Based in Miami for over 20 years, Mark Handforth is profoundly tied to the legacy of the 20th-century American avant-garde. He freely makes use of a formal vocabulary borrowed from Ready-Made, Minimalist or Pop Art, which he confronts with an iconography often derived from the urban environment. Handforth willingly adopts a casual attitude with regard to the practices of 1960s New York artists such as Rauschenberg, Warhol or Flavin. In his work, fluorescent tubes become eclipses (Eclipse, 2003) or rising suns (Rising Sun, 2003), and urban furniture or fixtures, like street lamps, traffic signs or fire hydrants, are bent, twisted and distorted, not without humour. Finally, the icons of American culture, and in particular the star, carry traces of inexplicable collisions (Yellow Star, 2011).
For his exhibition at the Galerie Mitterrand, Mark Handforth has created a new sculpture entitled Deep Violet. This enormous, sparkling star with dented branches or tips is accompanied by a large wall installation composed of luminous tubes, depicting in a naive and almost childlike fashion, an eclipse or a sunrise.

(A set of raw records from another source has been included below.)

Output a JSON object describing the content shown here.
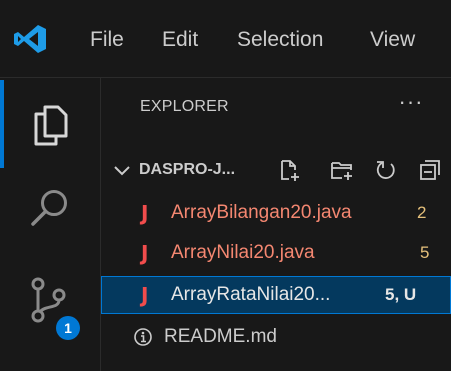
{
  "menu": {
    "file": "File",
    "edit": "Edit",
    "selection": "Selection",
    "view": "View"
  },
  "app_logo": "vscode-logo",
  "activity_bar": {
    "items": [
      {
        "icon": "files-icon",
        "active": true
      },
      {
        "icon": "search-icon",
        "active": false
      },
      {
        "icon": "source-control-icon",
        "active": false,
        "badge": "1"
      }
    ],
    "accent_color": "#0078d4"
  },
  "sidebar": {
    "title": "EXPLORER",
    "more_actions": "···",
    "folder": {
      "name": "DASPRO-J...",
      "expanded": true,
      "actions": [
        "new-file-icon",
        "new-folder-icon",
        "refresh-icon",
        "collapse-all-icon"
      ]
    },
    "files": [
      {
        "icon": "J",
        "name": "ArrayBilangan20.java",
        "status": "2",
        "selected": false
      },
      {
        "icon": "J",
        "name": "ArrayNilai20.java",
        "status": "5",
        "selected": false
      },
      {
        "icon": "J",
        "name": "ArrayRataNilai20...",
        "status": "5, U",
        "selected": true
      },
      {
        "icon": "info-icon",
        "name": "README.md",
        "status": "",
        "selected": false
      }
    ]
  },
  "colors": {
    "error_text": "#f48771",
    "warning_status": "#e5c07b",
    "java_icon": "#f14c4c",
    "selection_bg": "#04395e"
  }
}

This symbolic landscape created by Mark Handforth oscillates between violence and gentleness, disenchantment and rapture.
Mark Handforth was born in Hong Kong in 1969 and grew up in England. Since 1992 he has lived in Miami, in the United States. He graduated from the Academy of Fine Art in Frankfurt and the Slade School of Fine Art in London. He is internationally acclaimed for his installations in the public spaces. His large-scale sculptures have been displayed in Central Park in New York, the Dallas Museum of Art, and the MCA in Chicago and during the FIAC offsite event in Paris. Mark Handforth has also received public commissions from the cities of Paris (Porte de Bagnolet) and Zurich (Tessinerplatz).